[Opening Exercise input section]

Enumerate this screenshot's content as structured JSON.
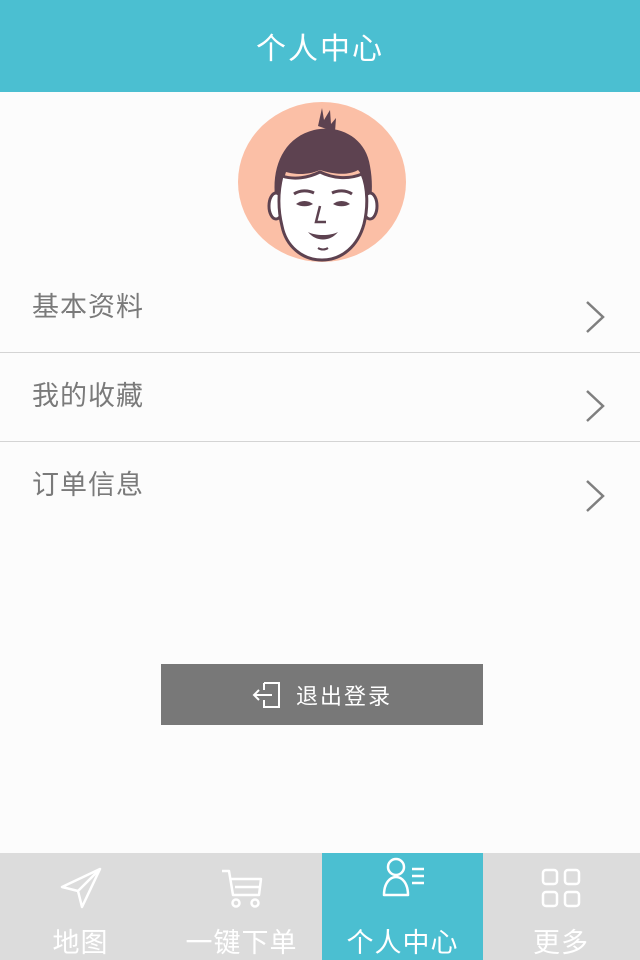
{
  "header": {
    "title": "个人中心"
  },
  "menu": {
    "items": [
      {
        "label": "基本资料"
      },
      {
        "label": "我的收藏"
      },
      {
        "label": "订单信息"
      }
    ]
  },
  "logout": {
    "label": "退出登录"
  },
  "tabbar": {
    "tabs": [
      {
        "label": "地图",
        "icon": "send-icon",
        "active": false
      },
      {
        "label": "一键下单",
        "icon": "cart-icon",
        "active": false
      },
      {
        "label": "个人中心",
        "icon": "person-list-icon",
        "active": true
      },
      {
        "label": "更多",
        "icon": "grid-icon",
        "active": false
      }
    ]
  },
  "colors": {
    "accent": "#4bbfd1",
    "avatar_bg": "#fbbfa6",
    "hair": "#5d4250",
    "logout_bg": "#787878",
    "tabbar_bg": "#dcdcdc"
  }
}
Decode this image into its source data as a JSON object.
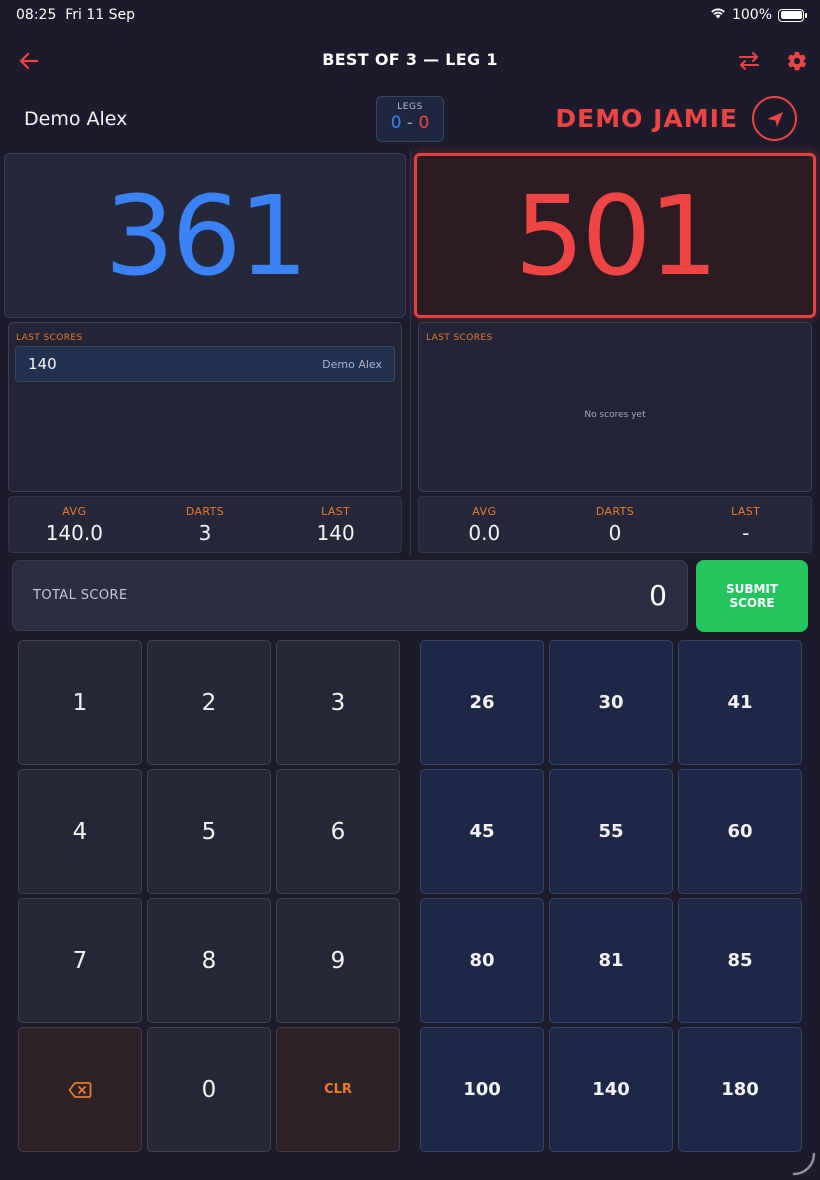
{
  "status_bar": {
    "time": "08:25",
    "date": "Fri 11 Sep",
    "battery": "100%",
    "wifi_icon": "wifi-icon",
    "battery_icon": "battery-icon"
  },
  "header": {
    "title": "BEST OF 3 — LEG 1",
    "back_icon": "arrow-left-icon",
    "swap_icon": "swap-arrows-icon",
    "settings_icon": "gear-icon"
  },
  "colors": {
    "player1": "#3b82f6",
    "player2": "#ef4444",
    "accent_orange": "#e87c2b",
    "submit_green": "#22c55e"
  },
  "legs": {
    "label": "LEGS",
    "player1": "0",
    "separator": "-",
    "player2": "0"
  },
  "player1": {
    "name": "Demo Alex",
    "remaining": "361",
    "last_scores_label": "LAST SCORES",
    "last_scores": [
      {
        "score": "140",
        "player": "Demo Alex"
      }
    ],
    "stats": [
      {
        "label": "AVG",
        "value": "140.0"
      },
      {
        "label": "DARTS",
        "value": "3"
      },
      {
        "label": "LAST",
        "value": "140"
      }
    ]
  },
  "player2": {
    "name": "DEMO JAMIE",
    "remaining": "501",
    "active": true,
    "throw_icon": "arrow-pointer-icon",
    "last_scores_label": "LAST SCORES",
    "empty_text": "No scores yet",
    "stats": [
      {
        "label": "AVG",
        "value": "0.0"
      },
      {
        "label": "DARTS",
        "value": "0"
      },
      {
        "label": "LAST",
        "value": "-"
      }
    ]
  },
  "input": {
    "label": "TOTAL SCORE",
    "value": "0",
    "submit_label": "SUBMIT SCORE"
  },
  "keypad": {
    "rows": [
      [
        "1",
        "2",
        "3"
      ],
      [
        "4",
        "5",
        "6"
      ],
      [
        "7",
        "8",
        "9"
      ],
      [
        "",
        "0",
        "CLR"
      ]
    ],
    "backspace_icon": "backspace-icon"
  },
  "presets": {
    "rows": [
      [
        "26",
        "30",
        "41"
      ],
      [
        "45",
        "55",
        "60"
      ],
      [
        "80",
        "81",
        "85"
      ],
      [
        "100",
        "140",
        "180"
      ]
    ]
  }
}
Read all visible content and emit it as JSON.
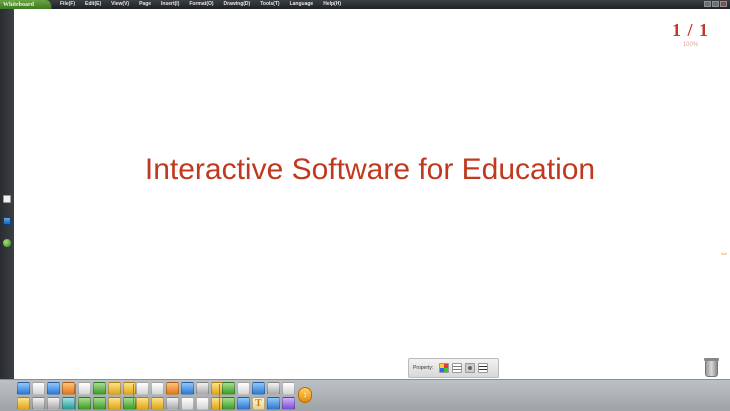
{
  "app": {
    "title": "Whiteboard"
  },
  "menu": {
    "items": [
      "File(F)",
      "Edit(E)",
      "View(V)",
      "Page",
      "Insert(I)",
      "Format(O)",
      "Drawing(D)",
      "Tools(T)",
      "Language",
      "Help(H)"
    ]
  },
  "page": {
    "indicator": "1 / 1",
    "zoom": "100%"
  },
  "canvas": {
    "text": "Interactive Software for Education",
    "text_color": "#c0391f"
  },
  "property": {
    "label": "Property:"
  },
  "toolbar": {
    "groups": [
      [
        "open-icon",
        "copy-icon",
        "undo-icon",
        "pointer-icon",
        "save-icon",
        "paste-icon",
        "redo-icon",
        "screen-icon"
      ],
      [
        "new-page-icon",
        "pages-icon",
        "zoom-in-icon",
        "zoom-out-icon",
        "prev-page-icon",
        "next-page-icon",
        "hand-icon",
        "refresh-icon"
      ],
      [
        "screen-capture-icon",
        "fullscreen-icon",
        "brush-icon",
        "keyboard-icon",
        "record-icon",
        "bulb-icon",
        "search-icon",
        "folder-icon",
        "camera-icon",
        "calendar-icon",
        "clock-icon",
        "magic-icon"
      ],
      [
        "sync-icon",
        "window-icon",
        "image-icon",
        "compass-icon",
        "notes-icon",
        "pen-icon",
        "ruler-icon",
        "text-icon",
        "user-icon",
        "shapes-icon"
      ]
    ],
    "text_tool_glyph": "T"
  },
  "colors": {
    "accent": "#c0392b",
    "menubar": "#2a2d30",
    "toolbar": "#aeb3b8"
  }
}
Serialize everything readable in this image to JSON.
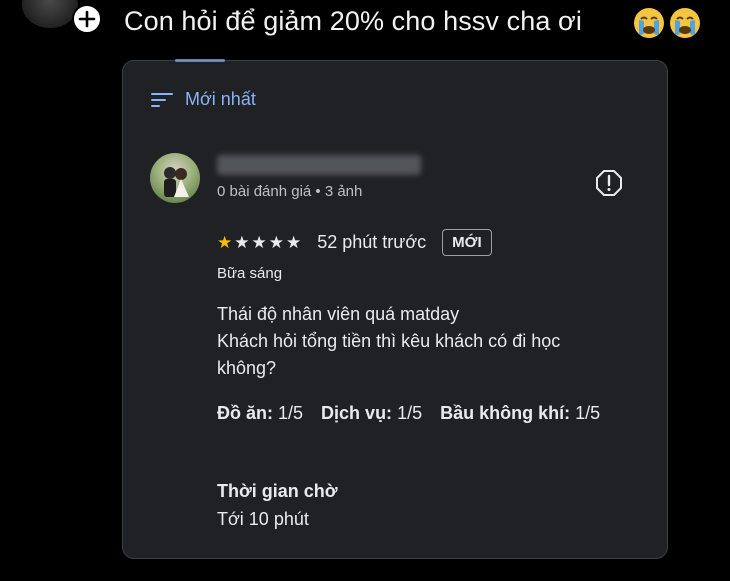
{
  "post": {
    "text": "Con hỏi để giảm 20% cho hssv cha ơi",
    "emojis": [
      "😭",
      "😭"
    ]
  },
  "sort": {
    "label": "Mới nhất",
    "icon": "sort-icon"
  },
  "reviewer": {
    "meta": "0 bài đánh giá • 3 ảnh"
  },
  "review": {
    "rating": 1,
    "max_rating": 5,
    "time_ago": "52 phút trước",
    "badge": "MỚI",
    "meal": "Bữa sáng",
    "lines": [
      "Thái độ nhân viên quá matday",
      "Khách hỏi tổng tiền thì kêu khách có đi học",
      "không?"
    ],
    "sub_ratings": [
      {
        "label": "Đồ ăn:",
        "value": "1/5"
      },
      {
        "label": "Dịch vụ:",
        "value": "1/5"
      },
      {
        "label": "Bầu không khí:",
        "value": "1/5"
      }
    ],
    "wait_label": "Thời gian chờ",
    "wait_value": "Tới 10 phút"
  },
  "colors": {
    "accent": "#8ab4f8",
    "star": "#fbbc04",
    "card_bg": "#202124",
    "page_bg": "#000000"
  }
}
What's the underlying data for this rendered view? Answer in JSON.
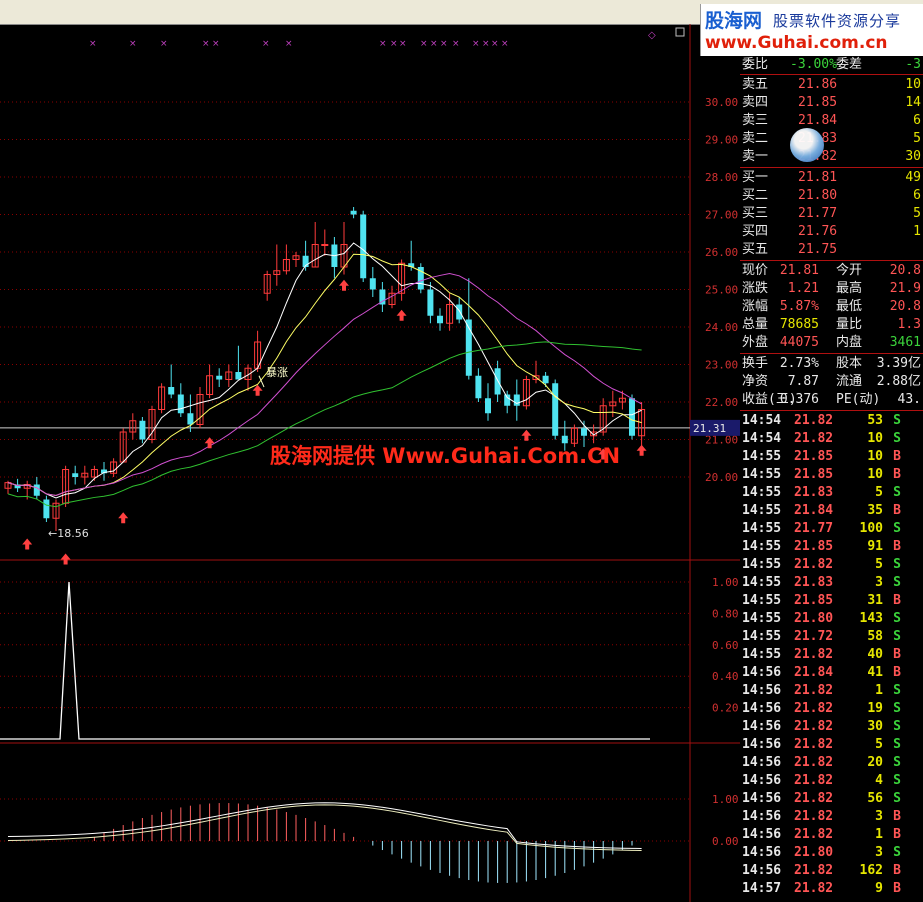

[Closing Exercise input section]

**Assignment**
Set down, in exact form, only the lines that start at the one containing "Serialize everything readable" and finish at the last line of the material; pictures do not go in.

**Task result**
Serialize everything readable in this image to JSON.
{
  "post": {
    "text": "Con hỏi để giảm 20% cho hssv cha ơi",
    "emojis": [
      "😭",
      "😭"
    ]
  },
  "sort": {
    "label": "Mới nhất",
    "icon": "sort-icon"
  },
  "reviewer": {
    "meta": "0 bài đánh giá • 3 ảnh"
  },
  "review": {
    "rating": 1,
    "max_rating": 5,
    "time_ago": "52 phút trước",
    "badge": "MỚI",
    "meal": "Bữa sáng",
    "lines": [
      "Thái độ nhân viên quá matday",
      "Khách hỏi tổng tiền thì kêu khách có đi học",
      "không?"
    ],
    "sub_ratings": [
      {
        "label": "Đồ ăn:",
        "value": "1/5"
      },
      {
        "label": "Dịch vụ:",
        "value": "1/5"
      },
      {
        "label": "Bầu không khí:",
        "value": "1/5"
      }
    ],
    "wait_label": "Thời gian chờ",
    "wait_value": "Tới 10 phút"
  },
  "colors": {
    "accent": "#8ab4f8",
    "star": "#fbbc04",
    "card_bg": "#202124",
    "page_bg": "#000000"
  }
}
What's the underlying data for this rendered view? Answer in JSON.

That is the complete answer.